Earlier this month, California state in the United States signed two bills that ban political deepfakes during elections and non-consensual pornographic deepfakes. The Bills, respectively known as AB 730 and AB 602, were signed into law by Governor of California Gavin Newsom, on October 3. 

Ban on political deepfakes

Political deepfakes garnered attention earlier this year after a doctored video of US House Speaker Nancy Pelosi went viral depicting her as drunk and slurring. California’s ban on political deepfakes is aimed at tackling voter manipulation ahead of the 2020 US Presidential elections. The law will remain in force till January 1, 2023, unless extended.

The law bans deepfakes on campaign material relating to any political candidate. It also bans any other intentionally manipulated image, audio, or video of the candidate’s appearance, speech, or conduct. 

Ban on deepfakes in campaign material: The law prohibits a person or entity (including a campaign committee) to produce, distribute, publish, or broadcast campaign material that superimposes a person’s photograph over a candidate’s (or the other way around) – while knowing or turning a blind eye to the fact that doing so will cause false representation. This provision covers only campaign material where pictures or photographs are used, and is applicable for elections to any public office. 

But there’s an exception: If the material is accompanied by a disclaimer stating that “This picture is not an accurate representation of fact” in the biggest font size used in the whole campaign material, then this ban will not apply. 

Ban on political deepfakes for non-campaign material: The law prohibits the distribution of “materially deceptive audio or visual media” of the candidate by any person or entity that intends to harm the candidate’s reputation, or to mislead a voter into voting for or against the candidate. The person doing this will be held responsible if they did so while knowing that the material was deceptive, or turning a blind eye to its deceptive nature. 

“Materially deceptive audio or visual media” means an image, audio, or video recording of a candidate’s appearance, speech, or conduct that has been intentionally manipulated to make it look authentic, and alter its understanding.

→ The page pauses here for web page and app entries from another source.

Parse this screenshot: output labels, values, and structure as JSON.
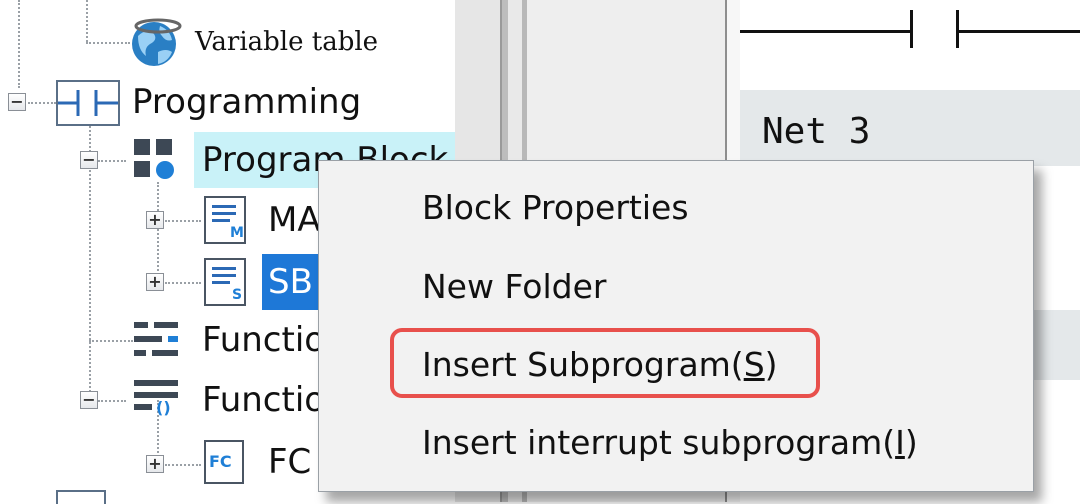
{
  "tree": {
    "variable_table": "Variable table",
    "programming": "Programming",
    "program_block": "Program Block",
    "main": "MA",
    "sbr": "SB",
    "function_1": "Functio",
    "function_2": "Functio",
    "fc": "FC"
  },
  "editor": {
    "network_title": "Net 3"
  },
  "context_menu": {
    "items": [
      {
        "label": "Block Properties"
      },
      {
        "label": "New Folder"
      },
      {
        "label_prefix": "Insert Subprogram(",
        "accel": "S",
        "label_suffix": ")"
      },
      {
        "label_prefix": "Insert interrupt subprogram(",
        "accel": "I",
        "label_suffix": ")"
      }
    ]
  },
  "icons": {
    "globe": "globe-icon",
    "ladder": "ladder-contact-icon",
    "blocks": "program-blocks-icon",
    "doc_m": "main-block-icon",
    "doc_s": "subroutine-icon",
    "func": "function-icon",
    "fc": "fc-icon"
  },
  "colors": {
    "selection_light": "#c9f2f8",
    "selection_dark": "#1e78d7",
    "highlight_box": "#e8504c",
    "menu_bg": "#f2f2f2"
  }
}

This means the law isn’t limited to deepfakes, and would also cover photoshopped images, for instance.

But there are exceptions: 

  • Media depicting satire or parody
  • Publisher or employee of a newspaper that is involved in the regular publication of such material (excluding those whose primary purpose is the publication of campaign advertising or communication)
  • A radio or television broadcasting station that is paid to broadcast such deceptive media
  • A website, or a regularly published newspaper or magazine of general circulation that clearly states that it does not accurately represent the speech or conduct of the candidate.

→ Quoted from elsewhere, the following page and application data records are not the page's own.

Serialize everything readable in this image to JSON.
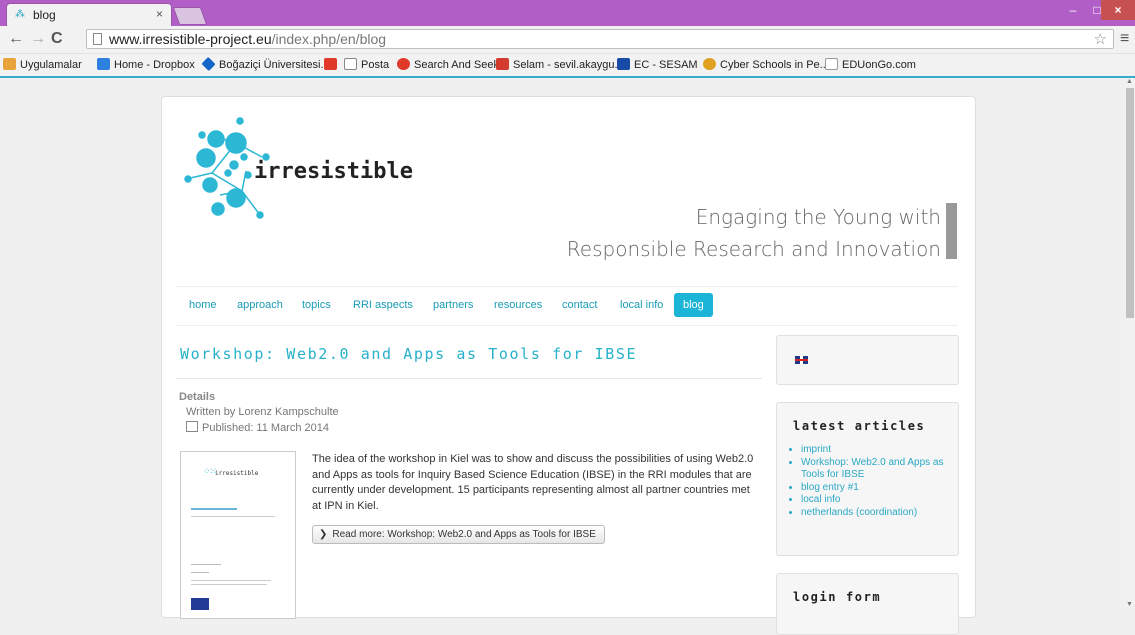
{
  "browser": {
    "tab_title": "blog",
    "tab_close": "×",
    "url_host": "www.irresistible-project.eu",
    "url_path": "/index.php/en/blog",
    "window_min": "–",
    "window_max": "□",
    "window_close": "×",
    "back": "←",
    "forward": "→",
    "reload": "C",
    "star": "☆",
    "menu": "≡"
  },
  "bookmarks": [
    {
      "label": "Uygulamalar",
      "color": "#e8a33a"
    },
    {
      "label": "Home - Dropbox",
      "color": "#2d7fe0"
    },
    {
      "label": "Boğaziçi Üniversitesi...",
      "color": "#1466c8"
    },
    {
      "label": "",
      "color": "#e0392a"
    },
    {
      "label": "Posta",
      "color": "#cccccc"
    },
    {
      "label": "Search And Seek",
      "color": "#e0392a"
    },
    {
      "label": "Selam - sevil.akaygu...",
      "color": "#d33b2c"
    },
    {
      "label": "EC - SESAM",
      "color": "#1a4aa8"
    },
    {
      "label": "Cyber Schools in Pe...",
      "color": "#e0a020"
    },
    {
      "label": "EDUonGo.com",
      "color": "#dddddd"
    }
  ],
  "site": {
    "logo_text": "irresistible",
    "tagline_1": "Engaging the Young with",
    "tagline_2": "Responsible Research and Innovation"
  },
  "nav": [
    "home",
    "approach",
    "topics",
    "RRI aspects",
    "partners",
    "resources",
    "contact",
    "local info",
    "blog"
  ],
  "article": {
    "title": "Workshop: Web2.0 and Apps as Tools for IBSE",
    "details_label": "Details",
    "author": "Written by Lorenz Kampschulte",
    "published": "Published: 11 March 2014",
    "body": "The idea of the workshop in Kiel was to show and discuss the possibilities of using Web2.0 and Apps as tools for Inquiry Based Science Education (IBSE) in the RRI modules that are currently under development. 15 participants representing almost all partner countries met at IPN in Kiel.",
    "read_more": "Read more: Workshop: Web2.0 and Apps as Tools for IBSE",
    "thumb_logo": "irresistible"
  },
  "sidebar": {
    "latest_title": "latest articles",
    "latest_items": [
      "imprint",
      "Workshop: Web2.0 and Apps as Tools for IBSE",
      "blog entry #1",
      "local info",
      "netherlands (coordination)"
    ],
    "login_title": "login form"
  }
}
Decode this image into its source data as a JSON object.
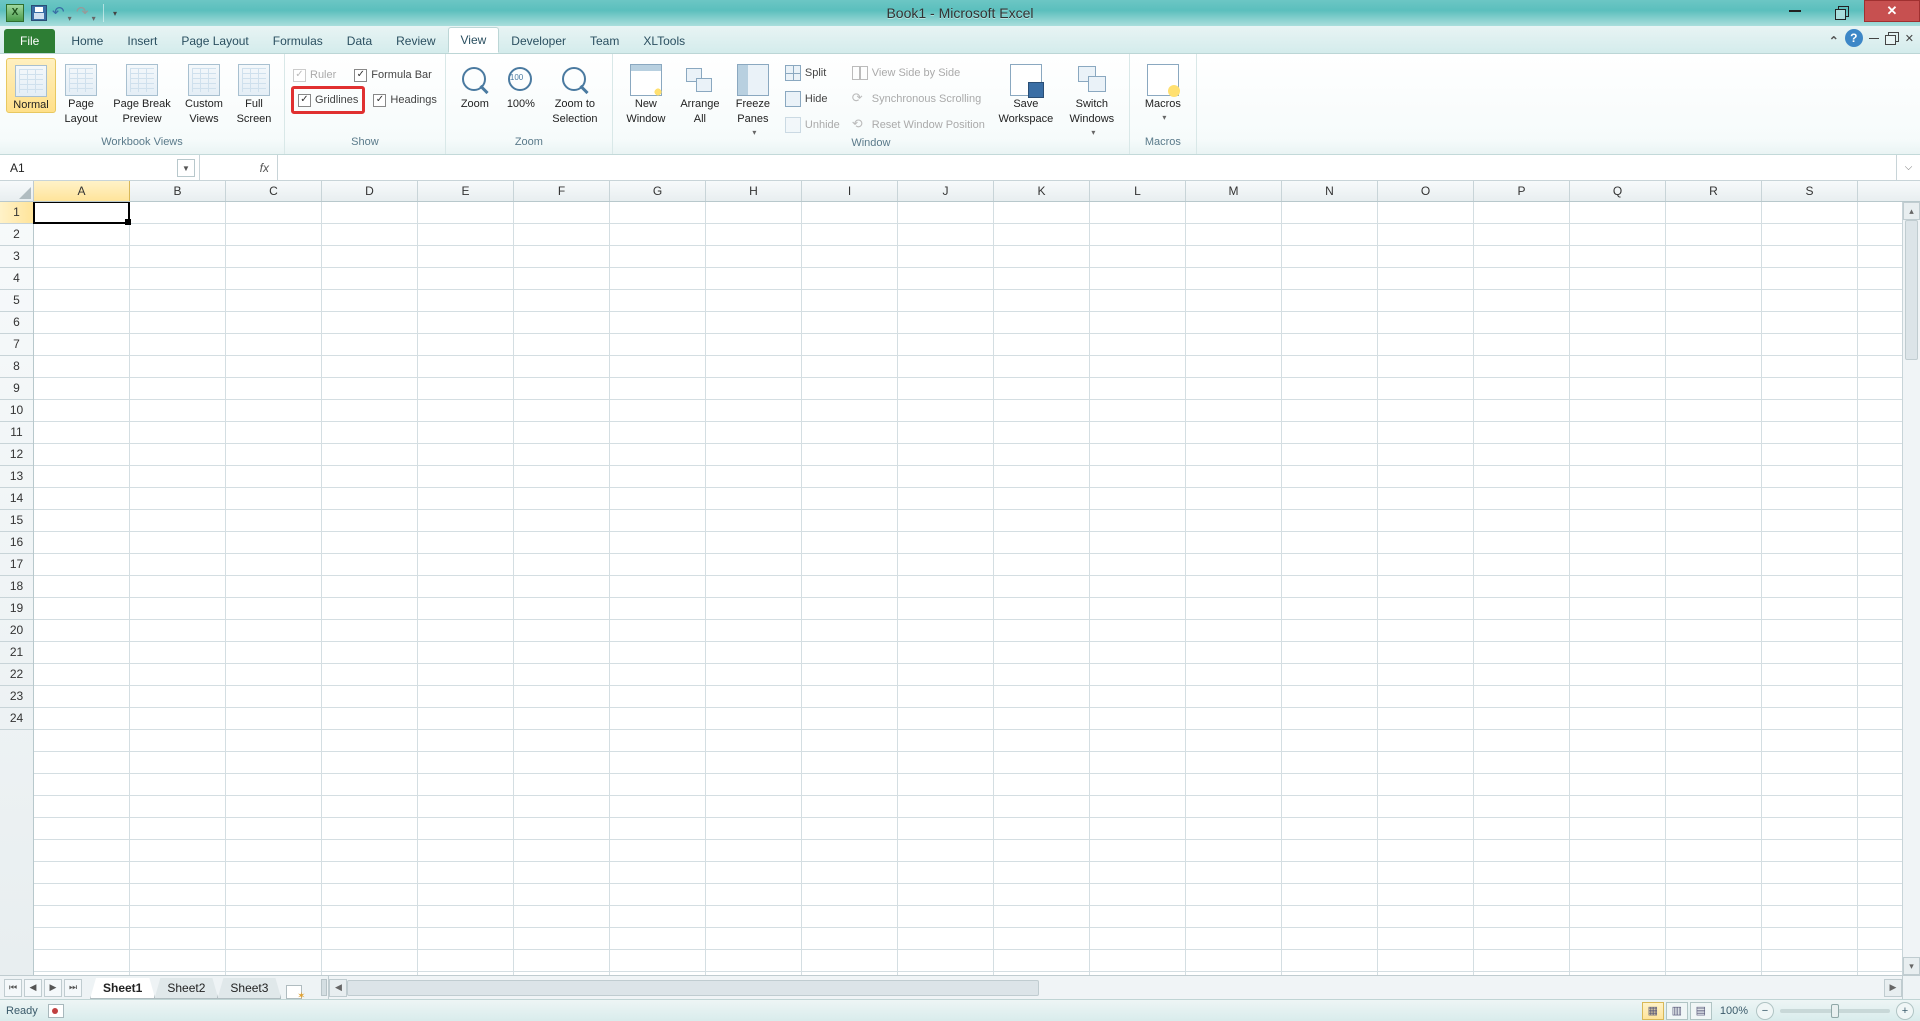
{
  "app": {
    "title": "Book1 - Microsoft Excel"
  },
  "qat": {
    "undo_enabled": true,
    "redo_enabled": false
  },
  "tabs": {
    "file": "File",
    "items": [
      "Home",
      "Insert",
      "Page Layout",
      "Formulas",
      "Data",
      "Review",
      "View",
      "Developer",
      "Team",
      "XLTools"
    ],
    "active": "View"
  },
  "ribbon": {
    "groups": {
      "workbook_views": {
        "label": "Workbook Views",
        "normal": "Normal",
        "page_layout_1": "Page",
        "page_layout_2": "Layout",
        "page_break_1": "Page Break",
        "page_break_2": "Preview",
        "custom_1": "Custom",
        "custom_2": "Views",
        "full_1": "Full",
        "full_2": "Screen"
      },
      "show": {
        "label": "Show",
        "ruler": "Ruler",
        "formula_bar": "Formula Bar",
        "gridlines": "Gridlines",
        "headings": "Headings"
      },
      "zoom": {
        "label": "Zoom",
        "zoom": "Zoom",
        "hundred": "100%",
        "zoom_to_1": "Zoom to",
        "zoom_to_2": "Selection"
      },
      "window": {
        "label": "Window",
        "new_1": "New",
        "new_2": "Window",
        "arrange_1": "Arrange",
        "arrange_2": "All",
        "freeze_1": "Freeze",
        "freeze_2": "Panes",
        "split": "Split",
        "hide": "Hide",
        "unhide": "Unhide",
        "side_by_side": "View Side by Side",
        "sync_scroll": "Synchronous Scrolling",
        "reset_pos": "Reset Window Position",
        "save_wk_1": "Save",
        "save_wk_2": "Workspace",
        "switch_1": "Switch",
        "switch_2": "Windows"
      },
      "macros": {
        "label": "Macros",
        "macros": "Macros"
      }
    }
  },
  "formula_bar": {
    "name_box": "A1",
    "fx": "fx",
    "formula": ""
  },
  "grid": {
    "columns": [
      "A",
      "B",
      "C",
      "D",
      "E",
      "F",
      "G",
      "H",
      "I",
      "J",
      "K",
      "L",
      "M",
      "N",
      "O",
      "P",
      "Q",
      "R",
      "S"
    ],
    "rows": [
      "1",
      "2",
      "3",
      "4",
      "5",
      "6",
      "7",
      "8",
      "9",
      "10",
      "11",
      "12",
      "13",
      "14",
      "15",
      "16",
      "17",
      "18",
      "19",
      "20",
      "21",
      "22",
      "23",
      "24"
    ],
    "selected_col": "A",
    "selected_row": "1"
  },
  "sheets": {
    "nav": [
      "⏮",
      "◀",
      "▶",
      "⏭"
    ],
    "tabs": [
      "Sheet1",
      "Sheet2",
      "Sheet3"
    ],
    "active": "Sheet1"
  },
  "status": {
    "ready": "Ready",
    "zoom": "100%",
    "minus": "−",
    "plus": "+"
  }
}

What remedies the law provides:   

  • Temporary injunction order by any registered voter against any campaign material in violation of the above-mentioned law.
  • The candidate can seek civil action against the entity that produced, distributed, published, or broadcast the picture or photograph. The court may award compensation of an amount equal to the cost of producing, distributing, publishing, or broadcasting the campaign material that violated this section, in addition to reasonable attorney’s fees and costs.

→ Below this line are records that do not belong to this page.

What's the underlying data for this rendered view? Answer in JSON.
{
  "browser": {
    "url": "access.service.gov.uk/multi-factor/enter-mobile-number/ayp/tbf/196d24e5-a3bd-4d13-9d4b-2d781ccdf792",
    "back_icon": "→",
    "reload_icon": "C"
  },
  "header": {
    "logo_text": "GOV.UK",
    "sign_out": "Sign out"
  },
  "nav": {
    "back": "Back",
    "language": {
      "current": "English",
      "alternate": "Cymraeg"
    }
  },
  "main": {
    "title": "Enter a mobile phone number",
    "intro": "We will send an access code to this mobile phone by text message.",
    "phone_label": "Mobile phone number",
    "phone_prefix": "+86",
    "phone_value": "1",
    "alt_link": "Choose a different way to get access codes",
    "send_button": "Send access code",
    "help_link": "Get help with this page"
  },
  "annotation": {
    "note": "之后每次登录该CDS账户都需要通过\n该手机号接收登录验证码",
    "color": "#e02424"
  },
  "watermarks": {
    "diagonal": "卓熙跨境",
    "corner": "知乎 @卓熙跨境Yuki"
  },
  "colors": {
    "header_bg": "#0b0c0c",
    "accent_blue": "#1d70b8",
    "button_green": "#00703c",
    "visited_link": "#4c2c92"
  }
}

This isn’t easy to implement: The ban may lead to the chilling of free speech, according to The Guardian, because political speech is highly protected in the US, especially in the online sphere. Moreover, because of the size of the internet, it would be difficult to monitor online speech. 

Ban on pornographic deepfakes

What’s banned: This law bans the non-consensual creation and sharing of sexually explicit material in which the depicted person is shown to act in a way that the person did not actually perform, or shown to be performing in an altered depiction. 96% of all deepfakes online are non-consensual pornographic deepfakes, of which 99% depict women, according to a report by cyber-security company Deeptrace. It covers any audio-visual work showing a realistic depiction of:

  • The nude body parts of another human being as the nude body parts of the depicted individual.
  • Computer-generated nude body parts as the nude body parts of the depicted individual.
  • The depicted individual engaging in sexual conduct in which the depicted individual did not engage

Consent for such work should be in the form of a written agreement signed by the person in question. Such consent can be withdrawn within 3 business days (from the date of giving the consent) if the depicted person was not given at least 72 hours to review the terms and conditions of the agreement before signing it.

Some exceptions to this are: A person will not be held liable if:

  • he/she discloses the banned sexually explicit material in the course of reporting unlawful activity, or during legal proceedings.
  • The material is any of the following:
    • A matter of legitimate public concern
    • A work of political or newsworthy value or similar work (however, material is not of newsworthy value solely because the depicted person is a public figure)
    • Commentary, criticism, or disclosure that is otherwise protected by the California Constitution or the US Constitution

But a mere disclaimer of authenticity or unauthorized work does not exempt a person under this law.

What remedies the law provides: The law allows a wide range of remedies to persons depicted in pornographic deepfakes such as: 

  • injunction, 
  • punitive compensation, 
  • reasonable attorney fees 
  • and even the profit made from the creation or distribution of the sexually explicit material.

The law also provides for minimum statutory compensation of $1,500 to a maximum of $30,000. If the act was done with knowledge or by turning a blind eye to its consequences, then the maximum compensation will be $150,000.